→ **Task objective**
An exact repetition of all the entries that follow is required.
= = = =
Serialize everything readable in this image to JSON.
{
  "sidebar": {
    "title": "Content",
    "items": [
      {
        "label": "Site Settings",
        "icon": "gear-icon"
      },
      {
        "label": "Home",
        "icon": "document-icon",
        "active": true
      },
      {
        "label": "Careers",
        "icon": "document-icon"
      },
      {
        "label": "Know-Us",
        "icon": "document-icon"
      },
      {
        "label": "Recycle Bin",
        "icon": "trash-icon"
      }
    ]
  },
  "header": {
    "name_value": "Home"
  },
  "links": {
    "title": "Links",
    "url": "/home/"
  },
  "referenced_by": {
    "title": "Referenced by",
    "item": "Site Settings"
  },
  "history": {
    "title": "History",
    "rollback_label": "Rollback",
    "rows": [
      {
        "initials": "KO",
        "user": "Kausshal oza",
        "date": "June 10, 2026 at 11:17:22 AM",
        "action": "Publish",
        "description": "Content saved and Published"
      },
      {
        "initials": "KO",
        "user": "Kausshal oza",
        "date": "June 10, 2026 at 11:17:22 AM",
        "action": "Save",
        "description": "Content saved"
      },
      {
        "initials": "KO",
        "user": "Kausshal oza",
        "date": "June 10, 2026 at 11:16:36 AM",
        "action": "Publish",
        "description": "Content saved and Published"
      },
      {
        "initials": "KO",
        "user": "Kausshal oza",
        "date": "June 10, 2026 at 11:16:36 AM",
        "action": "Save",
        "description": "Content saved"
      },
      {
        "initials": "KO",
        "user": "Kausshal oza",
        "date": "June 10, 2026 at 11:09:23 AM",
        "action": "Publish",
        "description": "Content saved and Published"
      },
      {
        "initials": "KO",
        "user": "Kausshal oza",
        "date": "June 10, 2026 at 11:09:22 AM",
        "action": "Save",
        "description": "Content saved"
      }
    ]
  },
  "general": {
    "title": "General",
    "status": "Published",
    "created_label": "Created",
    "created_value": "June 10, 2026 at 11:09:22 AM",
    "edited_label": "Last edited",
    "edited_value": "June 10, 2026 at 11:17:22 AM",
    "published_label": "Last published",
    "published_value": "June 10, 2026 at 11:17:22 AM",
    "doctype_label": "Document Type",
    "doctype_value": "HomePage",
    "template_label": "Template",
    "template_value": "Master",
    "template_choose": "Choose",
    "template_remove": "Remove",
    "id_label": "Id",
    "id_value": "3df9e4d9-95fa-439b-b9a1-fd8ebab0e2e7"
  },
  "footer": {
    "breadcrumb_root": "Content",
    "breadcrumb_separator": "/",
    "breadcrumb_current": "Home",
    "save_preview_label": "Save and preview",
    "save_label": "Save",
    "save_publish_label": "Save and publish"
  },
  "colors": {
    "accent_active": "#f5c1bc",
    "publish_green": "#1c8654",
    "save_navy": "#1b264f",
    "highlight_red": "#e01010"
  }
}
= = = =
→ **Your solution**
Serialize everything readable in this image to JSON.
{
  "sidebar": {
    "title": "Content",
    "items": [
      {
        "label": "Site Settings",
        "icon": "gear-icon"
      },
      {
        "label": "Home",
        "icon": "document-icon",
        "active": true
      },
      {
        "label": "Careers",
        "icon": "document-icon"
      },
      {
        "label": "Know-Us",
        "icon": "document-icon"
      },
      {
        "label": "Recycle Bin",
        "icon": "trash-icon"
      }
    ]
  },
  "header": {
    "name_value": "Home"
  },
  "links": {
    "title": "Links",
    "url": "/home/"
  },
  "referenced_by": {
    "title": "Referenced by",
    "item": "Site Settings"
  },
  "history": {
    "title": "History",
    "rollback_label": "Rollback",
    "rows": [
      {
        "initials": "KO",
        "user": "Kausshal oza",
        "date": "June 10, 2026 at 11:17:22 AM",
        "action": "Publish",
        "description": "Content saved and Published"
      },
      {
        "initials": "KO",
        "user": "Kausshal oza",
        "date": "June 10, 2026 at 11:17:22 AM",
        "action": "Save",
        "description": "Content saved"
      },
      {
        "initials": "KO",
        "user": "Kausshal oza",
        "date": "June 10, 2026 at 11:16:36 AM",
        "action": "Publish",
        "description": "Content saved and Published"
      },
      {
        "initials": "KO",
        "user": "Kausshal oza",
        "date": "June 10, 2026 at 11:16:36 AM",
        "action": "Save",
        "description": "Content saved"
      },
      {
        "initials": "KO",
        "user": "Kausshal oza",
        "date": "June 10, 2026 at 11:09:23 AM",
        "action": "Publish",
        "description": "Content saved and Published"
      },
      {
        "initials": "KO",
        "user": "Kausshal oza",
        "date": "June 10, 2026 at 11:09:22 AM",
        "action": "Save",
        "description": "Content saved"
      }
    ]
  },
  "general": {
    "title": "General",
    "status": "Published",
    "created_label": "Created",
    "created_value": "June 10, 2026 at 11:09:22 AM",
    "edited_label": "Last edited",
    "edited_value": "June 10, 2026 at 11:17:22 AM",
    "published_label": "Last published",
    "published_value": "June 10, 2026 at 11:17:22 AM",
    "doctype_label": "Document Type",
    "doctype_value": "HomePage",
    "template_label": "Template",
    "template_value": "Master",
    "template_choose": "Choose",
    "template_remove": "Remove",
    "id_label": "Id",
    "id_value": "3df9e4d9-95fa-439b-b9a1-fd8ebab0e2e7"
  },
  "footer": {
    "breadcrumb_root": "Content",
    "breadcrumb_separator": "/",
    "breadcrumb_current": "Home",
    "save_preview_label": "Save and preview",
    "save_label": "Save",
    "save_publish_label": "Save and publish"
  },
  "colors": {
    "accent_active": "#f5c1bc",
    "publish_green": "#1c8654",
    "save_navy": "#1b264f",
    "highlight_red": "#e01010"
  }
}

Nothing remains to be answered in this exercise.